Orchestrators have an interesting job in the music world. They take a completed arrangement and assign instruments to the various parts. Their job is to take the arranger’s vision and make it come alive with sound. Long before the group ever sets foot in the studio, the orchestrator needs to know what the finished sound should be. And that takes us to the hardest part of recording orchestral music: balancing and blending.
Getting Balance and Blend Right
At Supreme Tracks, a NY-based remote recording studio, they record orchestras of all sizes. They know a thing or two about balance and blend. From their perspective, balancing and blending an orchestra is about creating a rich musical color that evokes a certain emotion. Every line needs to be heard succinctly without creating a muddy wash of sound that only gets in the way.
When an arrangement is properly balanced and blended, a trained ear can pick out certain instruments as they play their lines.

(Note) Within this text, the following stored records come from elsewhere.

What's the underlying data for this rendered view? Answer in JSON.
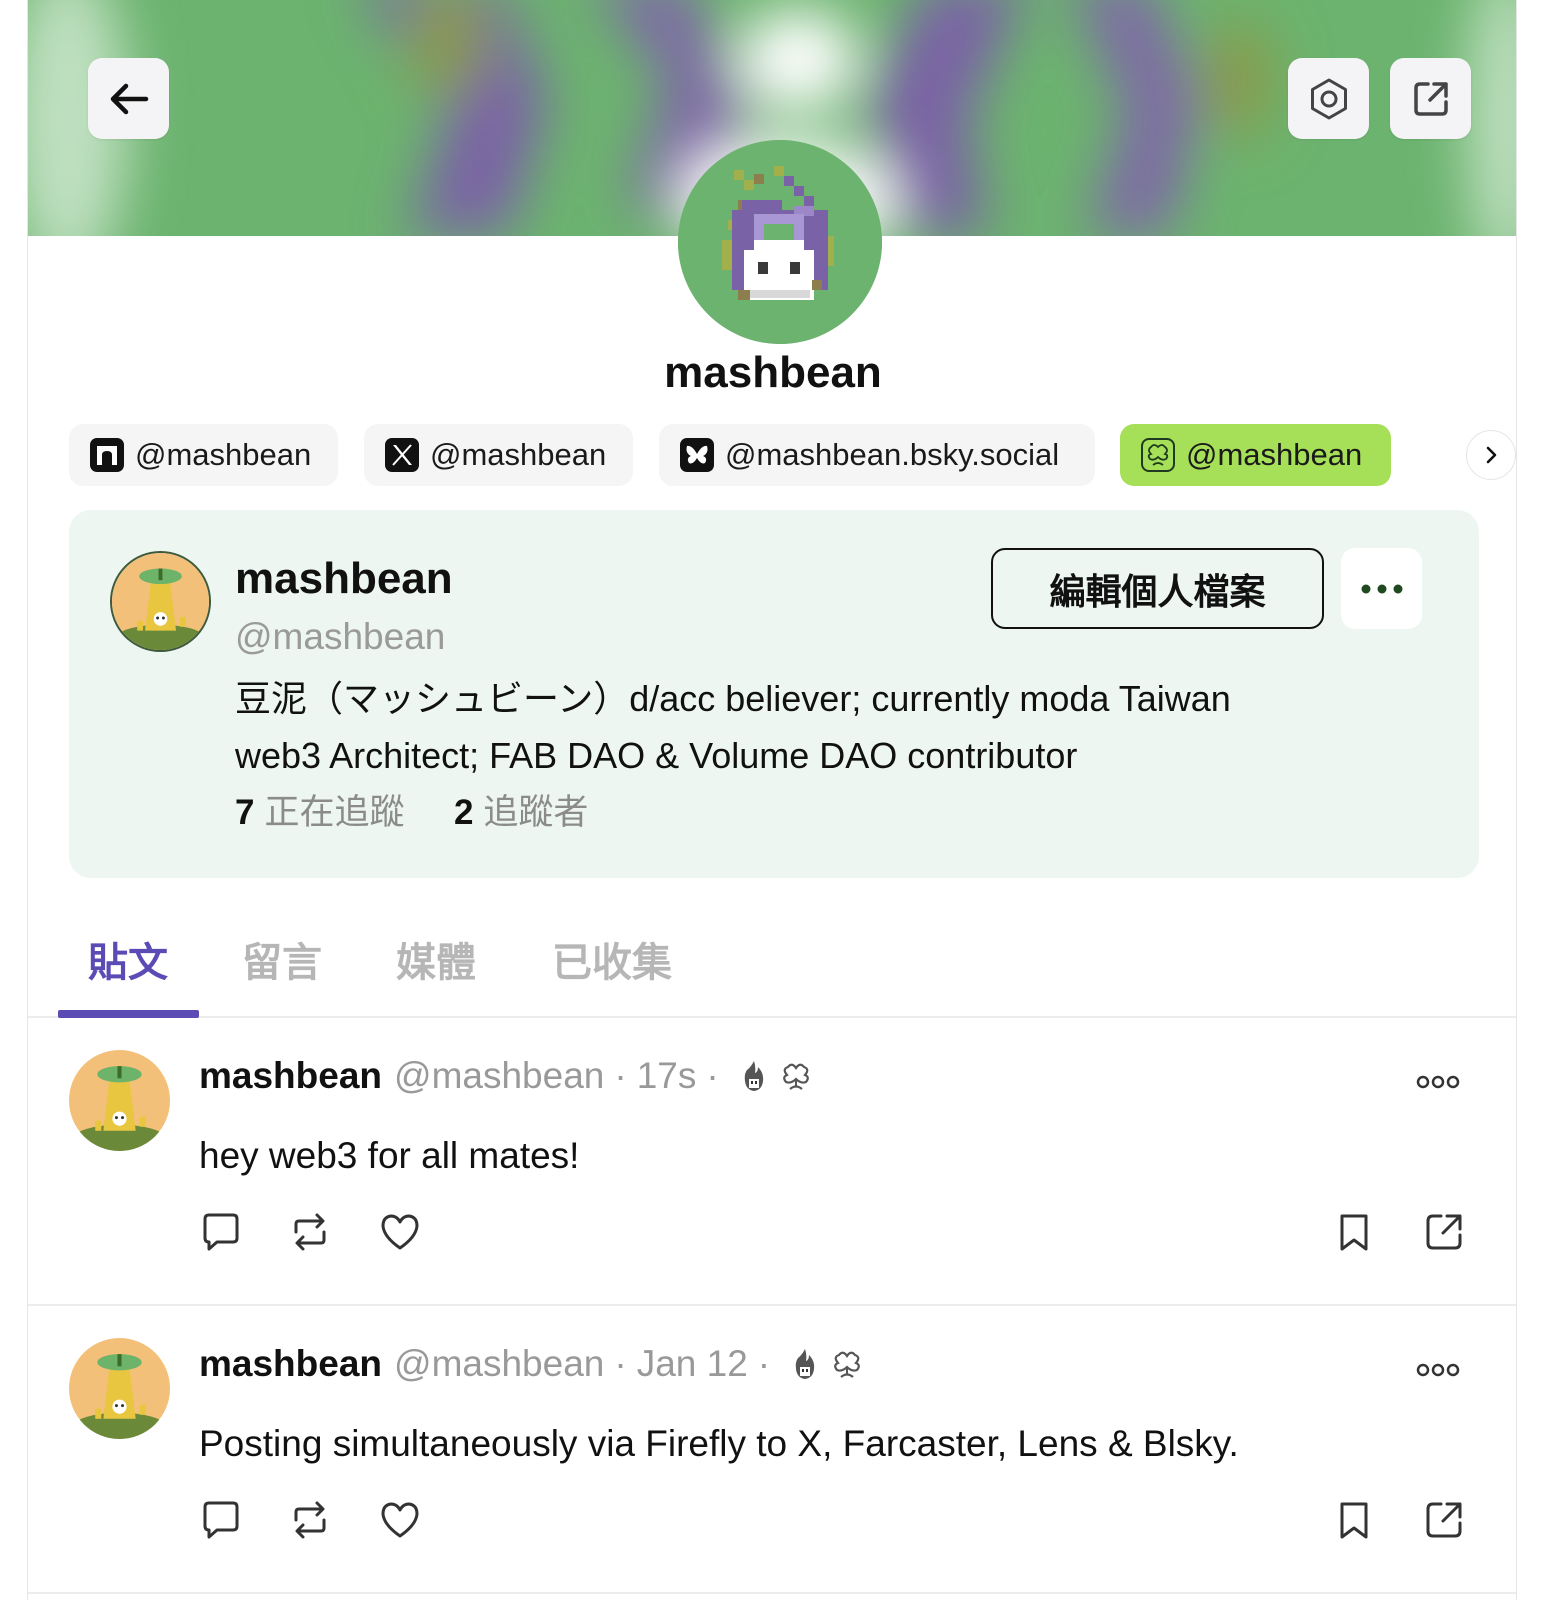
{
  "header": {
    "back_icon": "arrow-left-icon",
    "settings_icon": "gear-icon",
    "share_icon": "external-share-icon",
    "banner_colors": [
      "#6cb36f",
      "#7a62a6",
      "#ffffff"
    ]
  },
  "profile": {
    "display_name": "mashbean"
  },
  "social_chips": [
    {
      "platform_icon": "farcaster-icon",
      "label": "@mashbean"
    },
    {
      "platform_icon": "x-icon",
      "label": "@mashbean"
    },
    {
      "platform_icon": "bluesky-icon",
      "label": "@mashbean.bsky.social"
    },
    {
      "platform_icon": "lens-icon",
      "label": "@mashbean",
      "highlight_color": "#a6e058"
    }
  ],
  "card": {
    "name": "mashbean",
    "handle": "@mashbean",
    "bio_line1": "豆泥（マッシュビーン）d/acc believer; currently moda Taiwan",
    "bio_line2": "web3 Architect; FAB DAO & Volume DAO contributor",
    "following_count": "7",
    "following_label": "正在追蹤",
    "followers_count": "2",
    "followers_label": "追蹤者",
    "edit_button": "編輯個人檔案",
    "background": "#edf6f0"
  },
  "tabs": [
    {
      "label": "貼文",
      "active": true
    },
    {
      "label": "留言",
      "active": false
    },
    {
      "label": "媒體",
      "active": false
    },
    {
      "label": "已收集",
      "active": false
    }
  ],
  "accent_color": "#5b4bb4",
  "posts": [
    {
      "name": "mashbean",
      "handle": "@mashbean",
      "dot": "·",
      "time": "17s",
      "text": "hey web3 for all mates!"
    },
    {
      "name": "mashbean",
      "handle": "@mashbean",
      "dot": "·",
      "time": "Jan 12",
      "text": "Posting simultaneously via Firefly to X, Farcaster, Lens & Blsky."
    }
  ]
}
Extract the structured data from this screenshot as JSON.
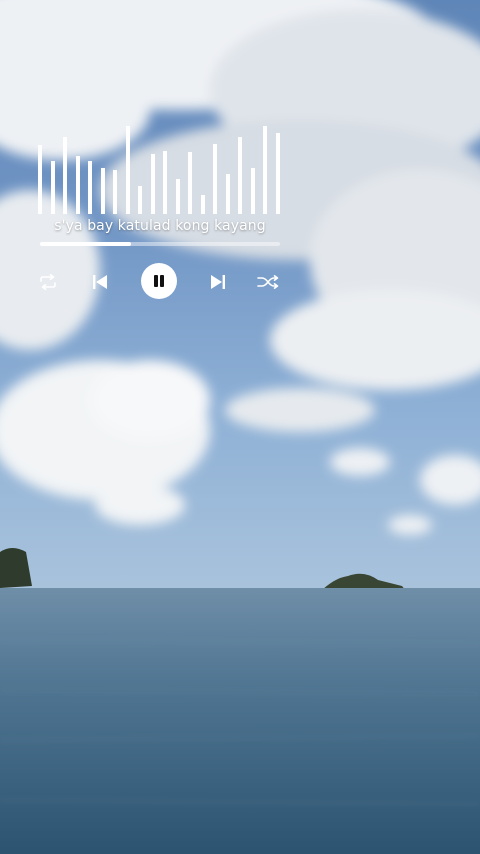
{
  "player": {
    "song_title": "s'ya bay katulad kong kayang",
    "progress": 0.38,
    "equalizer_levels": [
      0.78,
      0.6,
      0.88,
      0.66,
      0.6,
      0.52,
      0.5,
      1.0,
      0.32,
      0.68,
      0.72,
      0.4,
      0.7,
      0.22,
      0.8,
      0.45,
      0.88,
      0.52,
      1.0,
      0.92
    ],
    "icons": {
      "repeat": "repeat-icon",
      "previous": "skip-previous-icon",
      "pause": "pause-icon",
      "next": "skip-next-icon",
      "shuffle": "shuffle-icon"
    }
  },
  "colors": {
    "accent": "#ffffff",
    "pause_glyph": "#111111"
  }
}
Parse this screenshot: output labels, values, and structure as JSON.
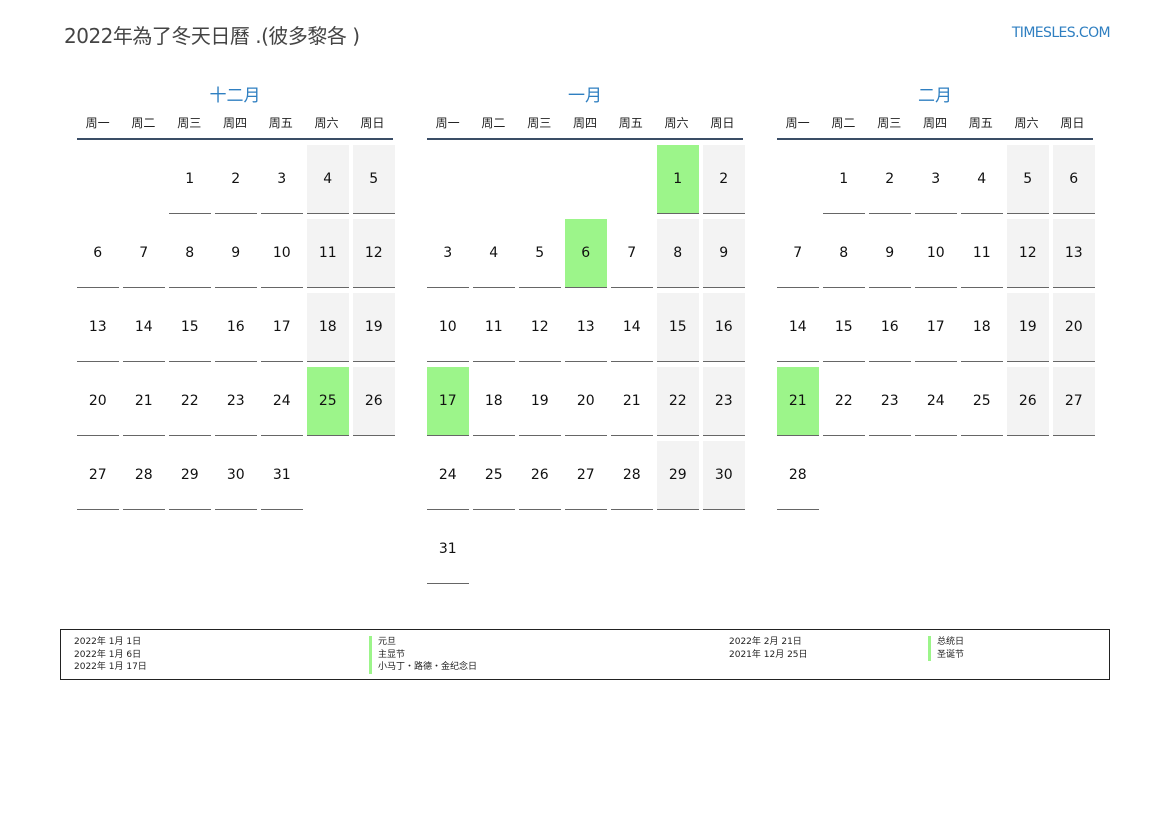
{
  "title": "2022年為了冬天日曆 .(彼多黎各 )",
  "site": "TIMESLES.COM",
  "weekdays": [
    "周一",
    "周二",
    "周三",
    "周四",
    "周五",
    "周六",
    "周日"
  ],
  "colors": {
    "accent": "#2f7fc1",
    "holiday": "#9cf58a",
    "weekend": "#f3f3f3",
    "rule": "#3a4d66"
  },
  "months": [
    {
      "name": "十二月",
      "offset": 2,
      "days": 31,
      "holidays": [
        25
      ]
    },
    {
      "name": "一月",
      "offset": 5,
      "days": 31,
      "holidays": [
        1,
        6,
        17
      ]
    },
    {
      "name": "二月",
      "offset": 1,
      "days": 28,
      "holidays": [
        21
      ]
    }
  ],
  "legend": {
    "left_dates": [
      "2022年 1月 1日",
      "2022年 1月 6日",
      "2022年 1月 17日"
    ],
    "left_names": [
      "元旦",
      "主显节",
      "小马丁・路德・金纪念日"
    ],
    "right_dates": [
      "2022年 2月 21日",
      "2021年 12月 25日"
    ],
    "right_names": [
      "总统日",
      "圣诞节"
    ]
  }
}
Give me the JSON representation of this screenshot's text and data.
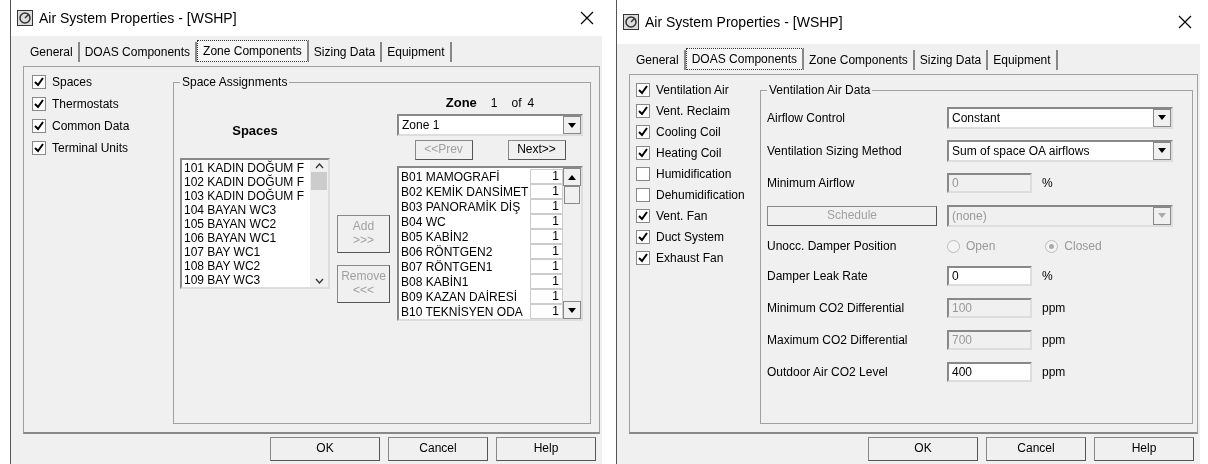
{
  "zone_dialog": {
    "title": "Air System Properties - [WSHP]",
    "tabs": [
      {
        "label": "General",
        "selected": false
      },
      {
        "label": "DOAS Components",
        "selected": false
      },
      {
        "label": "Zone Components",
        "selected": true
      },
      {
        "label": "Sizing Data",
        "selected": false
      },
      {
        "label": "Equipment",
        "selected": false
      }
    ],
    "components": [
      {
        "label": "Spaces",
        "checked": true
      },
      {
        "label": "Thermostats",
        "checked": true
      },
      {
        "label": "Common Data",
        "checked": true
      },
      {
        "label": "Terminal Units",
        "checked": true
      }
    ],
    "group_title": "Space Assignments",
    "spaces_heading": "Spaces",
    "zone_label": "Zone",
    "zone_number": "1",
    "zone_of": "of",
    "zone_total": "4",
    "zone_select": "Zone 1",
    "prev_button": {
      "label": "<<Prev",
      "disabled": true
    },
    "next_button": {
      "label": "Next>>",
      "disabled": false
    },
    "spaces": [
      "101 KADIN DOĞUM F",
      "102 KADIN DOĞUM F",
      "103 KADIN DOĞUM F",
      "104 BAYAN WC3",
      "105 BAYAN WC2",
      "106 BAYAN WC1",
      "107 BAY WC1",
      "108 BAY WC2",
      "109 BAY WC3"
    ],
    "add_button": {
      "label": "Add",
      "arrows": ">>>",
      "disabled": true
    },
    "remove_button": {
      "label": "Remove",
      "arrows": "<<<",
      "disabled": true
    },
    "assigned": [
      {
        "name": "B01 MAMOGRAFİ",
        "count": "1"
      },
      {
        "name": "B02 KEMİK DANSİMET",
        "count": "1"
      },
      {
        "name": "B03 PANORAMİK DİŞ",
        "count": "1"
      },
      {
        "name": "B04 WC",
        "count": "1"
      },
      {
        "name": "B05 KABİN2",
        "count": "1"
      },
      {
        "name": "B06 RÖNTGEN2",
        "count": "1"
      },
      {
        "name": "B07 RÖNTGEN1",
        "count": "1"
      },
      {
        "name": "B08 KABİN1",
        "count": "1"
      },
      {
        "name": "B09 KAZAN DAİRESİ",
        "count": "1"
      },
      {
        "name": "B10 TEKNİSYEN ODA",
        "count": "1"
      }
    ],
    "buttons": [
      "OK",
      "Cancel",
      "Help"
    ]
  },
  "doas_dialog": {
    "title": "Air System Properties - [WSHP]",
    "tabs": [
      {
        "label": "General",
        "selected": false
      },
      {
        "label": "DOAS Components",
        "selected": true
      },
      {
        "label": "Zone Components",
        "selected": false
      },
      {
        "label": "Sizing Data",
        "selected": false
      },
      {
        "label": "Equipment",
        "selected": false
      }
    ],
    "components": [
      {
        "label": "Ventilation Air",
        "checked": true
      },
      {
        "label": "Vent. Reclaim",
        "checked": true
      },
      {
        "label": "Cooling Coil",
        "checked": true
      },
      {
        "label": "Heating Coil",
        "checked": true
      },
      {
        "label": "Humidification",
        "checked": false
      },
      {
        "label": "Dehumidification",
        "checked": false
      },
      {
        "label": "Vent. Fan",
        "checked": true
      },
      {
        "label": "Duct System",
        "checked": true
      },
      {
        "label": "Exhaust Fan",
        "checked": true
      }
    ],
    "group_title": "Ventilation Air Data",
    "rows": [
      {
        "kind": "select",
        "label": "Airflow Control",
        "value": "Constant",
        "disabled": false
      },
      {
        "kind": "select",
        "label": "Ventilation Sizing Method",
        "value": "Sum of space OA airflows",
        "disabled": false
      },
      {
        "kind": "input",
        "label": "Minimum Airflow",
        "value": "0",
        "unit": "%",
        "disabled": true
      },
      {
        "kind": "button_select",
        "label": "Schedule",
        "value": "(none)",
        "disabled": true
      },
      {
        "kind": "radio",
        "label": "Unocc. Damper Position",
        "options": [
          {
            "label": "Open",
            "selected": false
          },
          {
            "label": "Closed",
            "selected": true
          }
        ],
        "disabled": true
      },
      {
        "kind": "input",
        "label": "Damper Leak Rate",
        "value": "0",
        "unit": "%",
        "disabled": false
      },
      {
        "kind": "input",
        "label": "Minimum CO2 Differential",
        "value": "100",
        "unit": "ppm",
        "disabled": true
      },
      {
        "kind": "input",
        "label": "Maximum CO2 Differential",
        "value": "700",
        "unit": "ppm",
        "disabled": true
      },
      {
        "kind": "input",
        "label": "Outdoor Air CO2 Level",
        "value": "400",
        "unit": "ppm",
        "disabled": false
      }
    ],
    "buttons": [
      "OK",
      "Cancel",
      "Help"
    ]
  }
}
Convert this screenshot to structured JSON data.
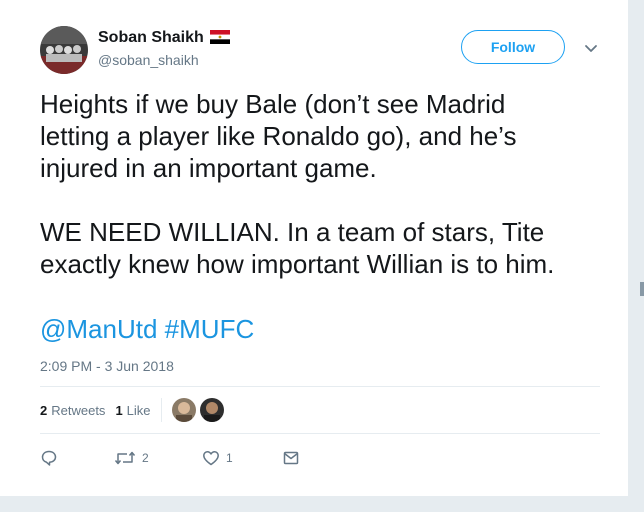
{
  "tweet": {
    "author_name": "Soban Shaikh",
    "author_handle": "@soban_shaikh",
    "follow_label": "Follow",
    "text": "Heights if we buy Bale (don’t see Madrid\nletting a player like Ronaldo go), and he’s\ninjured in an important game.\n\nWE NEED WILLIAN. In a team of stars, Tite\nexactly knew how important Willian is to him.",
    "mentions": [
      "@ManUtd",
      "#MUFC"
    ],
    "timestamp": "2:09 PM - 3 Jun 2018",
    "retweet_count": "2",
    "retweets_label": "Retweets",
    "like_count": "1",
    "like_label": "Like"
  },
  "actions": {
    "retweet_count": "2",
    "like_count": "1"
  },
  "colors": {
    "accent": "#1da1f2",
    "link": "#1b95e0",
    "text": "#14171a",
    "muted": "#657786"
  },
  "icons": {
    "reply": "speech-bubble-icon",
    "retweet": "retweet-icon",
    "like": "heart-icon",
    "dm": "envelope-icon"
  }
}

To those with untrained ears, it all sounds perfect. They have no idea why. They just know that it sounds right.
On the other hand, an arrangement that is not properly balanced and blended sounds off. You might be able to pick out certain instruments that are just too loud. You might hear other instruments and know they are off, even though you cannot explain what it is you are hearing.
You Have to Know Your Instruments
To be a successful orchestrator, you have to know your instruments. That goes much further than being able to tell the difference between an oboe and a flute. Knowing your instruments means knowing everything about them, how they are played, what they can accomplish, and so forth.
Here are just a few things orchestrators need to know:
- Instrument Range – Certain instruments have certain ranges. They cannot play notes above and below their ranges, making them useless for certain types of arrangements.
- Instrument Register – Although range and register are often confused, they are not the same thing. Register is essentially pitch. Some instruments have similar ranges but drastically different registers. Not only that, but a single instrument can also produce a different tonal quality at different registers.
- Physical Limitations – Orchestrators also need to know the physical limitations of each instrument. There are certain things you can and cannot do with a violin, for example.
Knowing your instruments is the foundation of blending orchestral music. Blending with an ear for instrument resisters offers a perfect illustration.
With a set of instruments having very discernible registers, creating vertical distance between lines can result in a very full sound that presents an almost chorus-like vibe. On the other hand, instruments with very similar registers can be blended in such a way that they support the underlying arrangement by becoming part of a colorful background.
One final thought here is that orchestration can make or break an arrangement. Getting lazy and skipping orchestration in favor of keyboard-generated strings can save some money at the studio, but it can also ruin what could have otherwise been an incredible arrangement.
The hardest part of recording orchestral music is blending and balancing. But it is worth the effort. Achieve the right sound and the orchestra can change absolutely everything.